Deutscher Tropentag, October 11 - 13, 2005 in Stuttgart-Hohenheim
"The Global Food & Product Chain- Dynamics, Innovations, Conflicts, Strategies"
Physiological Adaptations in Response to Drought Stress in Four Wild Populations of Coffea arabica
Alice Beining, Jürgen Burkhardt, Guido Doberstein
University of Bonn, Institute of Plant Nutrition, Germany
The ecophysiological basis of drought tolerance was examined in four wild populations of Coffea arabica from an ecocline in Southern Ethiopia, which runs from the drier Bale Mountains with an annual precipitation of 790 mm to the wetter area in the Southwest with 2200 mm per yr. It was hypothesised that this gradient in water avai\-lability would promote regional differentiation in ecophysiological traits that allow the identification of drought tolerant coffee populations.
In order to eliminate possible confounding effects, seedling from the four provenances of wild coffee were used for an ex situ experiment under controlled environmental conditions. A completely randomised split-split plot design was established, based on the 12 subpopulations within the 4 main populations. Two irrigation levels as well as two light regimes were imposed over a 16-days period. Throughout the experiment seedling survival and physiology were monitored every four days by measuring leaf water potential, diurnal gas exchange as well as leaf carbon isotope discrimination on randomly selected individuals.
The selected coffee populations, occupying a broad range of stands with different habitat conditions, show considerable variability in their physiological behaviour. At the end of a 16 days treatment, predawn water potential of the plants in the well watered plot remained above -3,0 bar whereas the values of the stressed plot declined to -36,2 bar. Particularly plants from Berhane-Kontir allowed leaf water potential to be maintained for a longer period of time and delayed the appearance of stress symptoms in comparison with the other populations. These results suggest that this provenance is relatively tolerant of desiccation compared to the coffee populations from the other habitats. This may give this population a competitive advantage during drought events.

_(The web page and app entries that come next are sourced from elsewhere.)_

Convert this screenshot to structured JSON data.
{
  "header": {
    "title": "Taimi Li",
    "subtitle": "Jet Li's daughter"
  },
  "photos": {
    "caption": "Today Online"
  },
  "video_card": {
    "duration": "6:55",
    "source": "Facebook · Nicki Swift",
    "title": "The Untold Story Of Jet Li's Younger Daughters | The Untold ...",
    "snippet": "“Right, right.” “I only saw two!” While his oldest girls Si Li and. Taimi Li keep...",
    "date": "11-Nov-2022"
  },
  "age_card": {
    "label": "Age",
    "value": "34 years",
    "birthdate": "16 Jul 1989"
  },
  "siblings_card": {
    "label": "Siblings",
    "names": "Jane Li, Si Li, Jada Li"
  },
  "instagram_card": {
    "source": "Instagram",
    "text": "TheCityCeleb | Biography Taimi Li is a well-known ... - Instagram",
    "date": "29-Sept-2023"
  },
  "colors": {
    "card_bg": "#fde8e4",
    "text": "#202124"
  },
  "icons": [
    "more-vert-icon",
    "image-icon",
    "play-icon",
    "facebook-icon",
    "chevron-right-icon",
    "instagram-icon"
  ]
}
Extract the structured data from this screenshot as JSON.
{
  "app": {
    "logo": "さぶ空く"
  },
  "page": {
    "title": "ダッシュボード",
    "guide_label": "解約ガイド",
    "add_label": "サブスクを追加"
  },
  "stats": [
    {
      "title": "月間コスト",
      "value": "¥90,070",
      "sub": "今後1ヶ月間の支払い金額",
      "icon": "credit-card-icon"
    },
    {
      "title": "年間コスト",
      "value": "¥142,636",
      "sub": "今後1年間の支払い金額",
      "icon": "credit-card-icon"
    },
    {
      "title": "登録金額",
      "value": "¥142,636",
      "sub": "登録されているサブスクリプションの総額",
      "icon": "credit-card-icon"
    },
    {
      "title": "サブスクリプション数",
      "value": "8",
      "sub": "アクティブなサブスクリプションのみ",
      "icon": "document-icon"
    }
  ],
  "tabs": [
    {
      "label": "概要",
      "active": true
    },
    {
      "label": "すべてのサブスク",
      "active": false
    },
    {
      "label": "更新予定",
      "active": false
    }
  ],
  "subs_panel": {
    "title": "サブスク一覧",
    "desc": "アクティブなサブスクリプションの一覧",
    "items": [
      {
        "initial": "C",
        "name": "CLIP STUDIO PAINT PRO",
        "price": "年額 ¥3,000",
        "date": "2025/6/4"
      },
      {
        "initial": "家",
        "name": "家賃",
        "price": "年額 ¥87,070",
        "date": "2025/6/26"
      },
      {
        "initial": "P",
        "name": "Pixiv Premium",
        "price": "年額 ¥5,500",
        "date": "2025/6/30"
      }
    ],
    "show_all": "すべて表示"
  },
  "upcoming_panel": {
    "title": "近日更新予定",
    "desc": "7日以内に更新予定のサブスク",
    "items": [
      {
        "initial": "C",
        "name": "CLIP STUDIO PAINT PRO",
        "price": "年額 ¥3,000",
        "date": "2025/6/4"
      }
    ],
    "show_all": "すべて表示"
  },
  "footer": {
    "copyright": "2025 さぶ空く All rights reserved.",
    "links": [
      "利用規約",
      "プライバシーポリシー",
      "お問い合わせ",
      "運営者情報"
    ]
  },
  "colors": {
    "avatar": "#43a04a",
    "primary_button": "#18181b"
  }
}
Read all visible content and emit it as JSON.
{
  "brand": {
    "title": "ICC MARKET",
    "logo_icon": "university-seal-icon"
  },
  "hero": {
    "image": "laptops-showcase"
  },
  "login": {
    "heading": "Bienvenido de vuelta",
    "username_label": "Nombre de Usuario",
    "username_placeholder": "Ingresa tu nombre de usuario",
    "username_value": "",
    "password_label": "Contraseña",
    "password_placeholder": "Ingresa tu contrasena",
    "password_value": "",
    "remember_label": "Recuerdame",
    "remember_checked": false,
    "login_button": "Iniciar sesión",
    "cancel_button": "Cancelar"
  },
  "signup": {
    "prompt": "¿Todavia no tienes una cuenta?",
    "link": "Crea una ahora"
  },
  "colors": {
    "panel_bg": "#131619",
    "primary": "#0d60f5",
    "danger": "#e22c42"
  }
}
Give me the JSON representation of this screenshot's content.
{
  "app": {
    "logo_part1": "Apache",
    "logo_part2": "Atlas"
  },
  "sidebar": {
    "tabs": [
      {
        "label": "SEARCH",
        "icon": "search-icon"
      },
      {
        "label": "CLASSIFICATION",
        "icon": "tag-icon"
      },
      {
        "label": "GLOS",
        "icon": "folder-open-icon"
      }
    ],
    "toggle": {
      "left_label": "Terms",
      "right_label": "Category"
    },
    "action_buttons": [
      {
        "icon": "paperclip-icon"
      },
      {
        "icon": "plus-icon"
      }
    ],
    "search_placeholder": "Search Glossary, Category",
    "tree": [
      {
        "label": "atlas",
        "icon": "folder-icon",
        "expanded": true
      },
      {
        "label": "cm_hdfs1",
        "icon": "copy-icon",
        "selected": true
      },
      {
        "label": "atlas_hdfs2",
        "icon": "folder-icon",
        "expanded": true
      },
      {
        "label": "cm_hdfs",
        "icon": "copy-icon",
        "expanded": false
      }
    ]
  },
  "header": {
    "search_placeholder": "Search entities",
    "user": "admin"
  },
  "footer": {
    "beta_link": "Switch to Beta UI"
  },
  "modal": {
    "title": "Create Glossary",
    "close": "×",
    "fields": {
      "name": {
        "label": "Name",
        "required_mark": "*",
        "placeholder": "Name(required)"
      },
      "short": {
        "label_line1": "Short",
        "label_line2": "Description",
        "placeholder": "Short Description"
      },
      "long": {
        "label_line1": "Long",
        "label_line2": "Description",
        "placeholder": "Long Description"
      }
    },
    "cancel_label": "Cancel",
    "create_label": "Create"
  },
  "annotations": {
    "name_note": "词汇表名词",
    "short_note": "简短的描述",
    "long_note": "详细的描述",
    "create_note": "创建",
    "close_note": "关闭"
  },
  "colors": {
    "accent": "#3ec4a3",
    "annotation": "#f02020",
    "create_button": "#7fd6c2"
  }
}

Keywords: Coffea arabica, drought response, ecophysiology, environmental heterogeneity
Contact Address: Alice Beining, University of Bonn, Institute of Plant Nutrition, Karlrobert-Kreiten-Straße 13, 53115 Bonn, Germany, e-mail: abeininguni-bonn.de